## Problem to solve:
If a line in the data contains "Evenly", copy it out.

## Dataset extract:
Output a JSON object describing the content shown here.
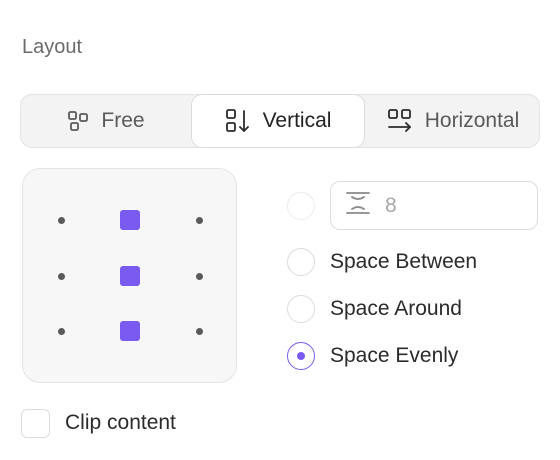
{
  "section": {
    "title": "Layout"
  },
  "layout_modes": {
    "selected": "Vertical",
    "items": [
      {
        "label": "Free",
        "icon": "free-layout-icon"
      },
      {
        "label": "Vertical",
        "icon": "vertical-layout-icon"
      },
      {
        "label": "Horizontal",
        "icon": "horizontal-layout-icon"
      }
    ]
  },
  "alignment": {
    "selected_column": "center",
    "rows": [
      "top",
      "middle",
      "bottom"
    ]
  },
  "spacing": {
    "gap_value": "8",
    "gap_icon": "vertical-gap-icon",
    "selected": "Space Evenly",
    "options": [
      "Space Between",
      "Space Around",
      "Space Evenly"
    ]
  },
  "clip_content": {
    "label": "Clip content",
    "checked": false
  },
  "colors": {
    "accent": "#7a5af0",
    "border": "#dddddd",
    "muted_text": "#6b6b6b"
  }
}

## Completed exercise:
    "selected": "Space Evenly",
      "Space Evenly"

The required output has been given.